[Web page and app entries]

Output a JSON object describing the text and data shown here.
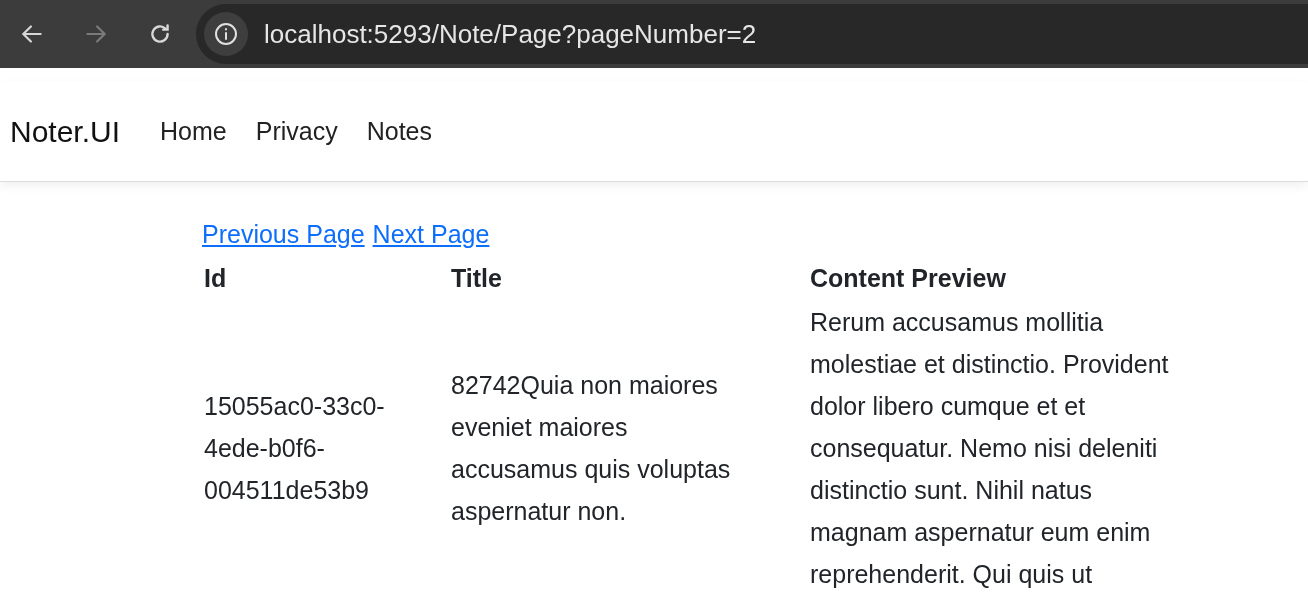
{
  "browser": {
    "back": {
      "disabled": false
    },
    "forward": {
      "disabled": true
    },
    "url": "localhost:5293/Note/Page?pageNumber=2"
  },
  "navbar": {
    "brand": "Noter.UI",
    "links": [
      "Home",
      "Privacy",
      "Notes"
    ]
  },
  "pager": [
    "Previous Page",
    "Next Page"
  ],
  "table": {
    "columns": [
      "Id",
      "Title",
      "Content Preview"
    ],
    "rows": [
      {
        "cells": [
          "15055ac0-33c0-4ede-b0f6-004511de53b9",
          "82742Quia non maiores eveniet maiores accusamus quis voluptas aspernatur non.",
          "Rerum accusamus mollitia molestiae et distinctio. Provident dolor libero cumque et et consequatur. Nemo nisi deleniti distinctio sunt. Nihil natus magnam aspernatur eum enim reprehenderit. Qui quis ut"
        ]
      }
    ]
  }
}
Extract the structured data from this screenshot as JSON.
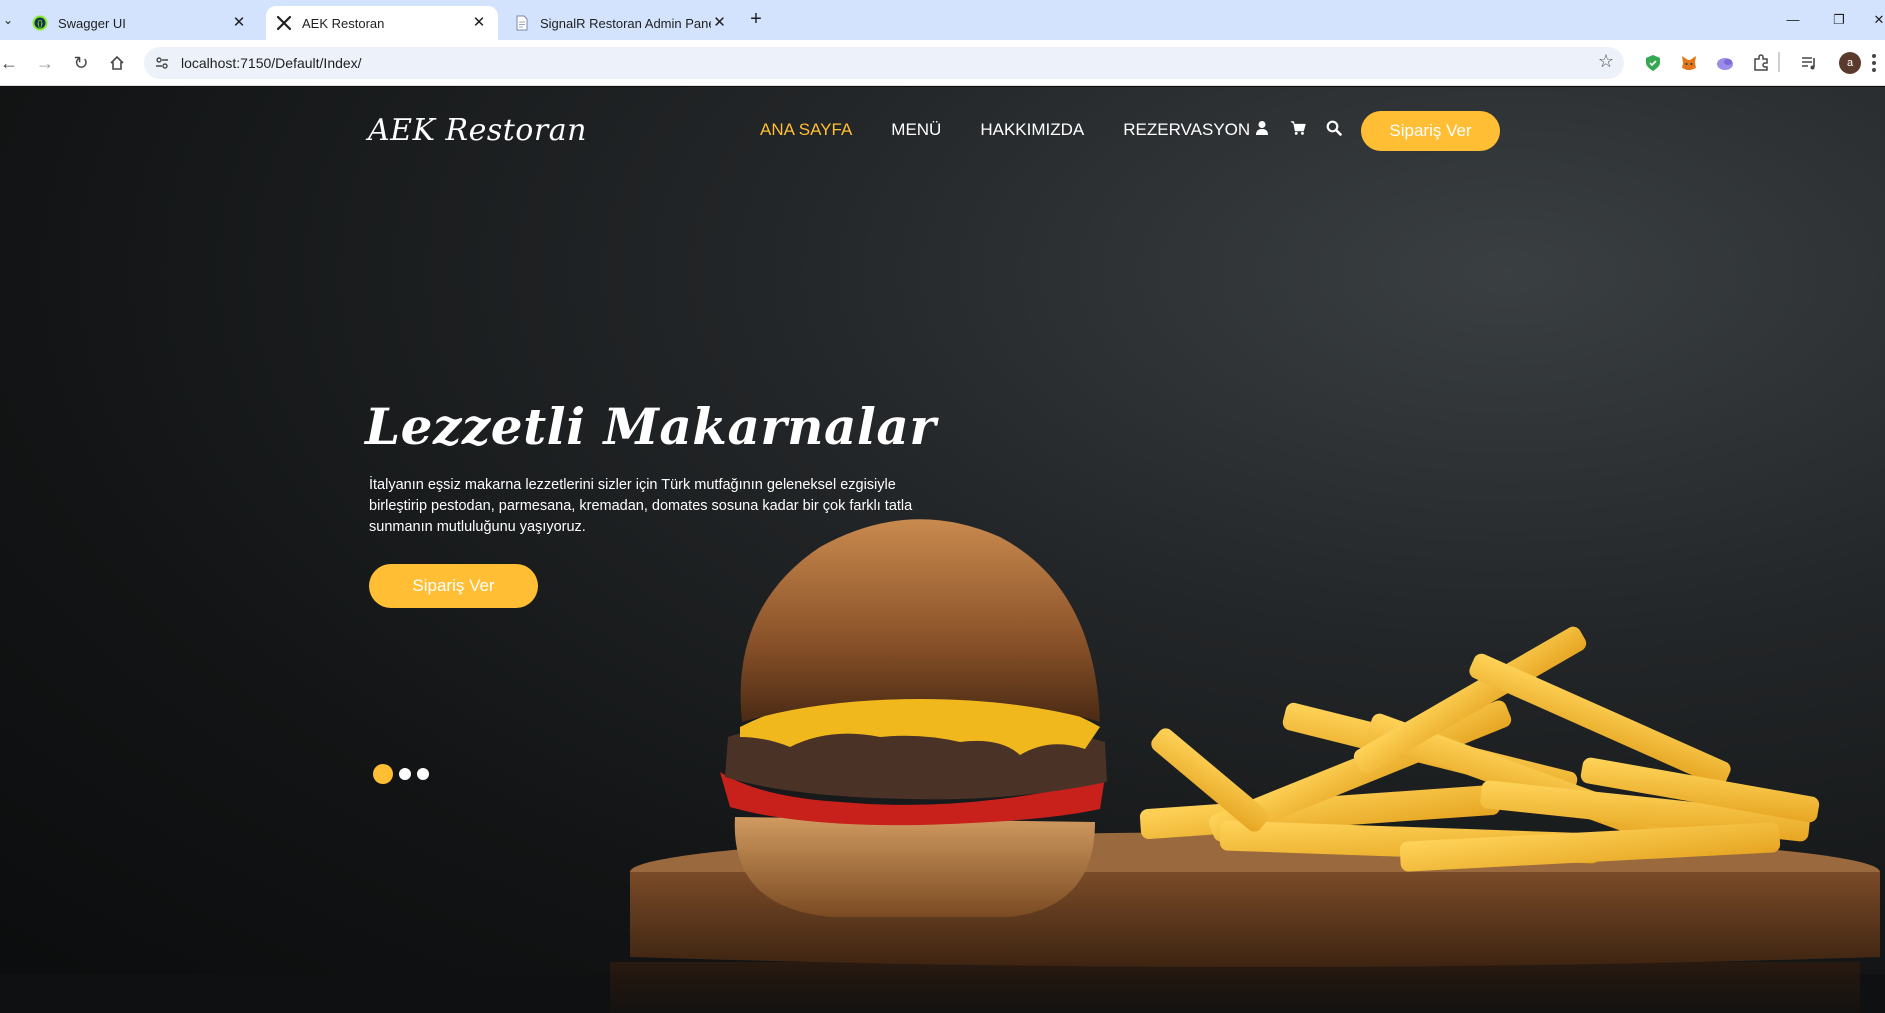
{
  "browser": {
    "tabs": [
      {
        "title": "Swagger UI",
        "favicon": "swagger-icon",
        "active": false
      },
      {
        "title": "AEK Restoran",
        "favicon": "utensils-icon",
        "active": true
      },
      {
        "title": "SignalR Restoran Admin Paneli",
        "favicon": "page-icon",
        "active": false
      }
    ],
    "url": "localhost:7150/Default/Index/",
    "avatar_letter": "a"
  },
  "header": {
    "brand": "AEK Restoran",
    "nav": [
      {
        "label": "ANA SAYFA",
        "active": true
      },
      {
        "label": "MENÜ",
        "active": false
      },
      {
        "label": "HAKKIMIZDA",
        "active": false
      },
      {
        "label": "REZERVASYON",
        "active": false
      }
    ],
    "icons": [
      "user-icon",
      "cart-icon",
      "search-icon"
    ],
    "order_button": "Sipariş Ver"
  },
  "hero": {
    "title": "Lezzetli Makarnalar",
    "text": "İtalyanın eşsiz makarna lezzetlerini sizler için Türk mutfağının geleneksel ezgisiyle birleştirip pestodan, parmesana, kremadan, domates sosuna kadar bir çok farklı tatla sunmanın mutluluğunu yaşıyoruz.",
    "button": "Sipariş Ver",
    "slides_total": 3,
    "slide_active": 1
  },
  "colors": {
    "accent": "#ffbe33",
    "tabstrip": "#d3e3fd"
  }
}
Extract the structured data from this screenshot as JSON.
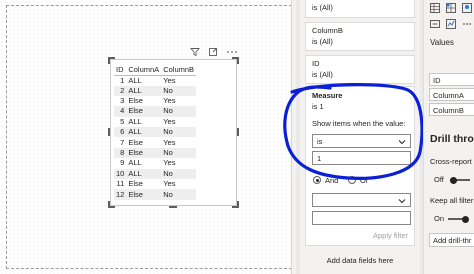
{
  "table": {
    "headers": [
      "ID",
      "ColumnA",
      "ColumnB"
    ],
    "rows": [
      [
        "1",
        "ALL",
        "Yes"
      ],
      [
        "2",
        "ALL",
        "No"
      ],
      [
        "3",
        "Else",
        "Yes"
      ],
      [
        "4",
        "Else",
        "No"
      ],
      [
        "5",
        "ALL",
        "Yes"
      ],
      [
        "6",
        "ALL",
        "No"
      ],
      [
        "7",
        "Else",
        "Yes"
      ],
      [
        "8",
        "Else",
        "No"
      ],
      [
        "9",
        "ALL",
        "Yes"
      ],
      [
        "10",
        "ALL",
        "No"
      ],
      [
        "11",
        "Else",
        "Yes"
      ],
      [
        "12",
        "Else",
        "No"
      ]
    ]
  },
  "filters": {
    "top_card_value": "is (All)",
    "columnB": {
      "title": "ColumnB",
      "value": "is (All)"
    },
    "id": {
      "title": "ID",
      "value": "is (All)"
    },
    "measure": {
      "title": "Measure",
      "value": "is 1",
      "show_items_label": "Show items when the value:",
      "operator": "is",
      "operand": "1",
      "and_label": "And",
      "or_label": "Or",
      "apply_label": "Apply filter"
    },
    "add_data_fields": "Add data fields here"
  },
  "viz": {
    "values_label": "Values",
    "fields": [
      "ID",
      "ColumnA",
      "ColumnB"
    ],
    "drill_title": "Drill thro",
    "cross_report_label": "Cross-report",
    "off_label": "Off",
    "keep_filters_label": "Keep all filter",
    "on_label": "On",
    "add_drill_label": "Add drill-thr"
  },
  "colors": {
    "annotation": "#0a1fd6",
    "canvas": "#ffffff",
    "pane": "#f3f2f1"
  },
  "icons": [
    "filter-icon",
    "focus-mode-icon",
    "more-options-icon",
    "chevron-down-icon",
    "visual-table-icon",
    "visual-matrix-icon",
    "visual-map-icon",
    "visual-card-icon"
  ]
}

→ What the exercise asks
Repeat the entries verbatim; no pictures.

→ Result
Output a JSON object describing the text and data shown here.
{
  "browser": {
    "back": {
      "disabled": false
    },
    "forward": {
      "disabled": true
    },
    "url": "localhost:5293/Note/Page?pageNumber=2"
  },
  "navbar": {
    "brand": "Noter.UI",
    "links": [
      "Home",
      "Privacy",
      "Notes"
    ]
  },
  "pager": [
    "Previous Page",
    "Next Page"
  ],
  "table": {
    "columns": [
      "Id",
      "Title",
      "Content Preview"
    ],
    "rows": [
      {
        "cells": [
          "15055ac0-33c0-4ede-b0f6-004511de53b9",
          "82742Quia non maiores eveniet maiores accusamus quis voluptas aspernatur non.",
          "Rerum accusamus mollitia molestiae et distinctio. Provident dolor libero cumque et et consequatur. Nemo nisi deleniti distinctio sunt. Nihil natus magnam aspernatur eum enim reprehenderit. Qui quis ut"
        ]
      }
    ]
  }
}
Extract the structured data from this screenshot as JSON.
{
  "browser": {
    "tabs": [
      {
        "title": "Swagger UI",
        "favicon": "swagger-icon",
        "active": false
      },
      {
        "title": "AEK Restoran",
        "favicon": "utensils-icon",
        "active": true
      },
      {
        "title": "SignalR Restoran Admin Paneli",
        "favicon": "page-icon",
        "active": false
      }
    ],
    "url": "localhost:7150/Default/Index/",
    "avatar_letter": "a"
  },
  "header": {
    "brand": "AEK Restoran",
    "nav": [
      {
        "label": "ANA SAYFA",
        "active": true
      },
      {
        "label": "MENÜ",
        "active": false
      },
      {
        "label": "HAKKIMIZDA",
        "active": false
      },
      {
        "label": "REZERVASYON",
        "active": false
      }
    ],
    "icons": [
      "user-icon",
      "cart-icon",
      "search-icon"
    ],
    "order_button": "Sipariş Ver"
  },
  "hero": {
    "title": "Lezzetli Makarnalar",
    "text": "İtalyanın eşsiz makarna lezzetlerini sizler için Türk mutfağının geleneksel ezgisiyle birleştirip pestodan, parmesana, kremadan, domates sosuna kadar bir çok farklı tatla sunmanın mutluluğunu yaşıyoruz.",
    "button": "Sipariş Ver",
    "slides_total": 3,
    "slide_active": 1
  },
  "colors": {
    "accent": "#ffbe33",
    "tabstrip": "#d3e3fd"
  }
}
Extract the structured data from this screenshot as JSON.
{
  "table": {
    "headers": [
      "ID",
      "ColumnA",
      "ColumnB"
    ],
    "rows": [
      [
        "1",
        "ALL",
        "Yes"
      ],
      [
        "2",
        "ALL",
        "No"
      ],
      [
        "3",
        "Else",
        "Yes"
      ],
      [
        "4",
        "Else",
        "No"
      ],
      [
        "5",
        "ALL",
        "Yes"
      ],
      [
        "6",
        "ALL",
        "No"
      ],
      [
        "7",
        "Else",
        "Yes"
      ],
      [
        "8",
        "Else",
        "No"
      ],
      [
        "9",
        "ALL",
        "Yes"
      ],
      [
        "10",
        "ALL",
        "No"
      ],
      [
        "11",
        "Else",
        "Yes"
      ],
      [
        "12",
        "Else",
        "No"
      ]
    ]
  },
  "filters": {
    "top_card_value": "is (All)",
    "columnB": {
      "title": "ColumnB",
      "value": "is (All)"
    },
    "id": {
      "title": "ID",
      "value": "is (All)"
    },
    "measure": {
      "title": "Measure",
      "value": "is 1",
      "show_items_label": "Show items when the value:",
      "operator": "is",
      "operand": "1",
      "and_label": "And",
      "or_label": "Or",
      "apply_label": "Apply filter"
    },
    "add_data_fields": "Add data fields here"
  },
  "viz": {
    "values_label": "Values",
    "fields": [
      "ID",
      "ColumnA",
      "ColumnB"
    ],
    "drill_title": "Drill thro",
    "cross_report_label": "Cross-report",
    "off_label": "Off",
    "keep_filters_label": "Keep all filter",
    "on_label": "On",
    "add_drill_label": "Add drill-thr"
  },
  "colors": {
    "annotation": "#0a1fd6",
    "canvas": "#ffffff",
    "pane": "#f3f2f1"
  },
  "icons": [
    "filter-icon",
    "focus-mode-icon",
    "more-options-icon",
    "chevron-down-icon",
    "visual-table-icon",
    "visual-matrix-icon",
    "visual-map-icon",
    "visual-card-icon"
  ]
}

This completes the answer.